Light Entertainment: James Turrell Gives the Gugg a Mellow Makeover

An installation view of James Turrell's "Aten Reign," at the Guggenheim from June 21- September 25, 2013.
(© James Turrell/ Photo: David Heald © Solomon R. Guggenheim Foundation, New York)

Watch video of Turrell's comments and glowing Guggenheim HERE. 

“Thank you for coming here on such a beautiful day, it’s terrific outside and we probably all oughta be there,” quipped James Turrell in a moment of on-stage banter at the press conference for his eponymous exhibition at the Guggenheim Museum. What seemed to be a throwaway remark is actually telling. If Turrell had his druthers, everyone would just go outside and experience the light — the primary medium and subject of his art since he cut apertures into an abandoned hotel in 1966.

 

Happening concurrently with shows at Los Angeles County Museum of Art and the Museum of Fine Arts in Houston, the Guggenheim exhibition forms a sweeping trifecta of surveys devoted to the pioneer of California light and space. “It’s not so much that I want to hog all the museum space,” Turrell said of his sudden omnipresence, “the work that I have done [requires] space, because of how I like to look at light.”
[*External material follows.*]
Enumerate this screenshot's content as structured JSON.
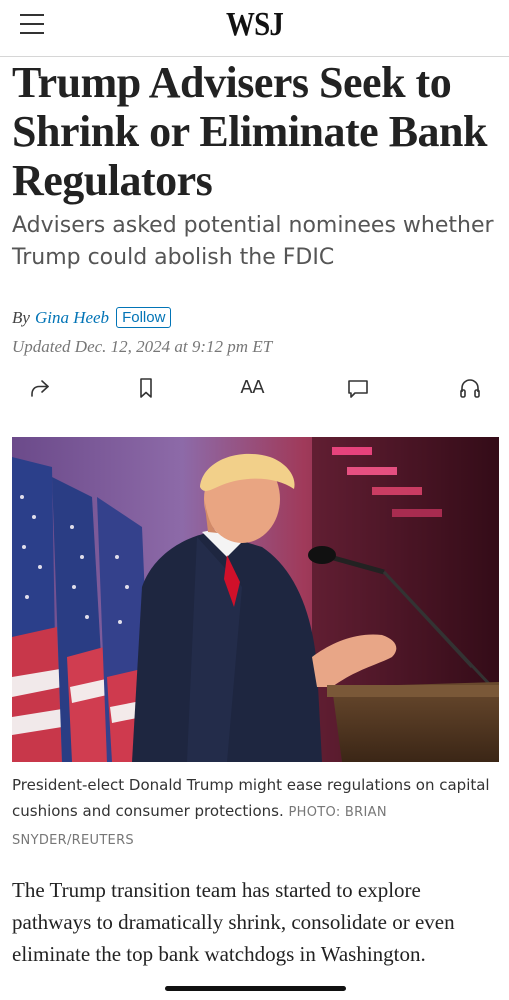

Turrell gets plenty of space in the Guggenheim show. The uncluttered exhibition — organized by the museum’s Twentieth Century Curator Carmen Giménez and associate curator Nat Trotman — comprises a series of etchings, four early light works from the '60's, and the ballyhood site-specific extravaganza, “Aten Reign.” Occupying an undecidable position between mass-spectacle and quiet meditation, “Aten Reign” blockades the Guggenheim’s spiraling ramps with a hidden scaffold of semitransparent scrims and computerized light fixtures, draping the atrium in alternating veils of misty colored light. Over the course of an hour, the rotunda takes on an evolving cycle of colors. Pearly white light gives way to misty lavender, which deepens into an electric purple. The museum’s famous concentric curves become diffused towards the ceiling, as daylight streams down from the building’s oculus.

At the press conference, Richard Armstrong thanked the artist for “transforming the rotunda into a luminous and immersive skyspace.” In fact, the “Aten Reign” is neither immersive, nor it is strictly speaking a skyspace (For Turrell’s famous architectural interventions that make the sky appear flush with the building’s architecture, see “1986: Meeting” at PS1). Viewers cannot ascend into the vacillating polychrome firmament; they can only ogle at it from below. The hanging scrims enclose the Guggenheim’s open, corkscrew-shaped arcades, making the walk up to the upperfloor galleries a rather joyless task.

It’s a soft, tranquilizing pleasure to lie down in the Rotunda and watch the display of undulating colors (this his how "Aten Reign" should best be viewed: on your back — and for at least 20 minutes), but visitors expecting a hallucinatory, mind-blowing experience might be mildly disappointed. Turrell’s blissed-out, quasi-spectacular riff on Frank Loyd Wright’s iconic architecture has none of the radical spatial disorientation of Doug Wheeler’s “Infinity Environment,” nor does it touch the narcotic voluptuous of Pipilotti Rist’s “Pour Your Body Out.” Though low-fi and modest in scale, Turrell’s 1968 LED light installation, “Ronan” (on view in the Guggenheim’s high gallery) is more phenomenologically powerful and unsettling. Viewed up close, a shaft of radiant white light makes what is actually a shallow crevice in the wall look like a dizzying infinitude.

At 70, the white-bearded Turrell seems like a cross between a cowboy and Obi wan Kenobi. The former Quaker, who has famously spent over 30 years retrofitting an extinct volcano into a naked-eye observatory — speaks lucidly about the “thingness of light” and “light as a revelation itself.” Discussions of Turrell’s work often collapse into the critically untouchable vagaries of religious metaphor and Jedi magic. The man seems to have both God and science on his side. The Guggenheim wall text calls Turrell’s chilled-out pleasure dome a “temple of spirit” — as in a gothic cathedral; one feels gently coerced into a sublime, monotheistic experience. Stripped of its spiritual trappings, Turrell’s slow-burning phantasmagoria of light and color is good, clean site-specific fun. It's pleasures are similiar other low-stakes feel-good summer pastimes like visting an aquarium or an observatory. On the other hand, why not take Turrell at his word and go outside on a beautiful day? 

"James Turrell" is at the Solomon R. Guggenheim Musuem, 1071 5th Ave, June 21–September 25, 2013